One million more Washingtonians will be eligible for hospital charity care and another million can receive discounted care under a bill recently signed by Governor Jay Inslee.

The new law sets new standards for health care systems and how they set billing thresholds for poor people. The law has one rate for smaller health care systems like Prosser Memorial Health; larger health care systems have another rate.  

Those larger health systems – which include Kennewick’s Trios, Pasco’s Lourdes and Richland’s Kadlec – must cover all costs for eligible patients with incomes up to 300 percent of the federal poverty level (FPL) with discounts for up to 400 percent FPL.

Smaller hospitals like PMH will provide full charity care for patients earning up to 200 percent of the poverty line, with discounts for patients earning up to 300 percent FPL.

The state adopted requirements for charity care in 1989. At that time patients earning up to 100 percent of the federal poverty line began receiving full relief for their hospitals bill.
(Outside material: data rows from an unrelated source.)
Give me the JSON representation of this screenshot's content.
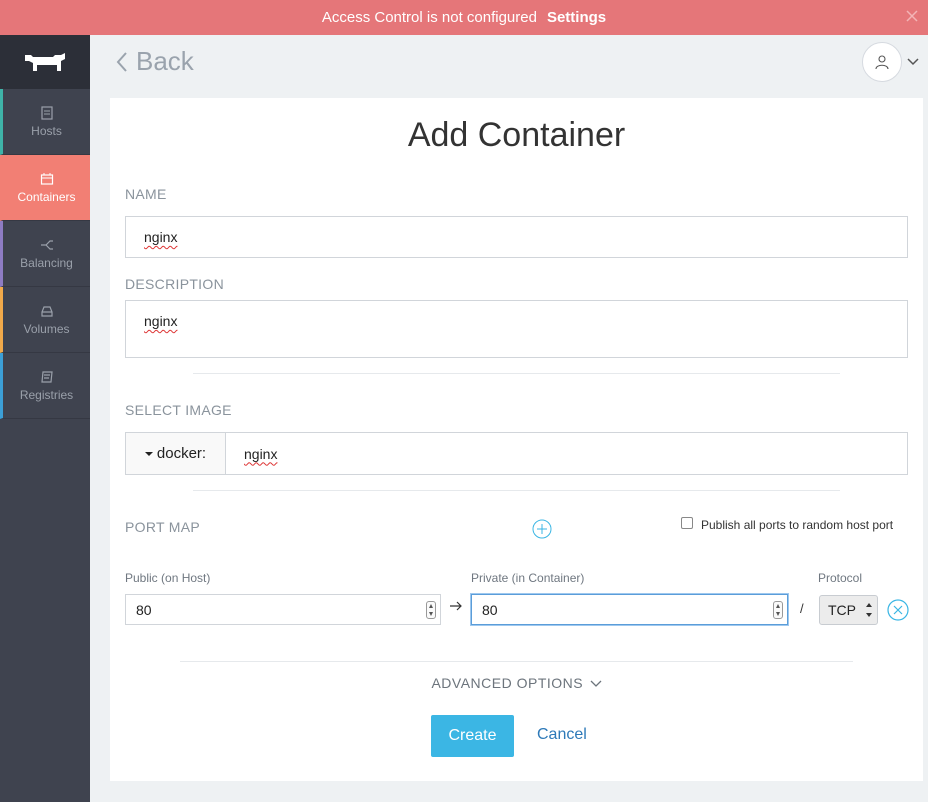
{
  "banner": {
    "message": "Access Control is not configured",
    "link": "Settings"
  },
  "sidebar": {
    "items": [
      {
        "label": "Hosts",
        "icon": "hosts-icon",
        "accent": "#3fb3a8"
      },
      {
        "label": "Containers",
        "icon": "containers-icon",
        "accent": "#f27f74"
      },
      {
        "label": "Balancing",
        "icon": "balancing-icon",
        "accent": "#8e7cc3"
      },
      {
        "label": "Volumes",
        "icon": "volumes-icon",
        "accent": "#f0a94a"
      },
      {
        "label": "Registries",
        "icon": "registries-icon",
        "accent": "#3c9fd6"
      }
    ]
  },
  "header": {
    "back": "Back"
  },
  "form": {
    "title": "Add Container",
    "name_label": "NAME",
    "name_value": "nginx",
    "description_label": "DESCRIPTION",
    "description_value": "nginx",
    "image_label": "SELECT IMAGE",
    "image_source": "docker:",
    "image_value": "nginx",
    "port_map_label": "PORT MAP",
    "publish_all_label": "Publish all ports to random host port",
    "public_label": "Public (on Host)",
    "public_value": "80",
    "private_label": "Private (in Container)",
    "private_value": "80",
    "protocol_label": "Protocol",
    "protocol_value": "TCP",
    "separator": "/",
    "advanced_options": "ADVANCED OPTIONS",
    "create": "Create",
    "cancel": "Cancel"
  },
  "colors": {
    "banner": "#e57679",
    "sidebar": "#3f434f",
    "active": "#f27f74",
    "primary": "#3bb6e4",
    "link": "#2d79b8"
  }
}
There was a sliding scale for patients earning up to 200 percent.

Attorney General Bob Ferguson requested the bill after years of lawsuits against health care systems in the state. The most recent lawsuit was against Providence Health & Services, which is affiliated with Kadlec Regional Medical Center.

Ferguson alleged in the February 24, 2022, lawsuit that Providence trained its employees to pursue money from patients eligible for charity care. The training program, RevUp, directed staff “to attempt to collect payment during every interaction with patients.”

“They make you beg for it”

In 2021 the Observer wrote about two patients having problems receiving charity care from Providence-affiliated hospitals. To protect their privacy, their real names weren’t used.

“Dolores,” who is disabled and on assistance, said that at Providence St. Mary’s Hospital Walla Walla, “They make you beg for it.”

“I’m on disability and have no secondary insurance and I get food assistance and housing assistance,” Dolores said. “It should be pretty clear that I am an indigent patient, and they know well ahead of the game what Medicare agrees to pay and what I will be left owing.

“I told them from the beginning that I couldn’t pay,” she said. “They let me flounder and go to collections instead of trying to work with me from the beginning.”

The state requires that the availability of payment relief be publicly displayed throughout the hospital including the places that patients check in.

Dolores said she didn’t believe that the hospital’s efforts to publicize the availability of the charity care were adequate.

It took her a year to settle her bill, about $8,000.

Another patient, “Cynthia,” had a different experience. She arrived at Kadlec after being hit by an SUV. The received $25,000, the minimum amount of liability insurance that a driver must have, so she could hire an attorney to help her negotiate the system. He worked with the surgeons and hospital to reduce the bills. To prove that she was truly indigent, her lawyer gave Kadlec a picture of his client working at her low-wage job.

I received bills after I thought I’d received all of the charity I applied for,” Cynthia said. “My attorney’s final (donated) assistance was to successfully pressure them to reconsider.”

Even with legal assistance, it took Cynthia over a year to settle her hospital bills.

Affordable Care Act reduced the number of charity cases

Washington hospitals have benefited from the Affordable Care Act, which reduced the number of uninsured in Washington. 

According to the Washington State Office of Financial Management (OFM), the 14% uninsured rate in Washington in 2013 had fallen to 8.2% in 2014 when the ACA went into effect and the state expanded Medicaid policies. That was the same year that Kadlec became affiliated with Providence.

Benton County’s uninsured fell more, from 13 percent to 4.8 percent, between 2013 and 2018 OFM reported. 

Unaudited financial records that the hospitals provide to the Washington Department of Health show that Kadlec had around $2 billion in patient revenue each year since 2020 and has operated in most years since 2013 with a multimillion-dollar positive margin.  

In addition, Kadlec received assistance from the federal government in the form of  grants and loans for COVID relief. The hospital received a grant for $11,850,000  in September 2020 and another grant for $25,402,560 in August 2021. Kadlec also received a loan of $80,394,079 in December 2020, an advance on Medicare payments.   

As a nonprofit, Kadlec pays no income taxes or property taxes. The hospital owns over $100 million in property in Benton County, according to the county auditor’s website in 2021. Normally, that would translate to at least $1 million in tax dollars. But much of their property is tax exempt and the county only collects about $335,000. 

The taxes collected come from parking lots and other properties that don’t directly affect health care.  For instance, Kadlec owns a 5-acre parcel on Dallas Road at Ava Way adjacent to the Badger Mountain South development. The property is assessed at $1,316,470 for which it pays a non-discounted $15,927 a year in property taxes.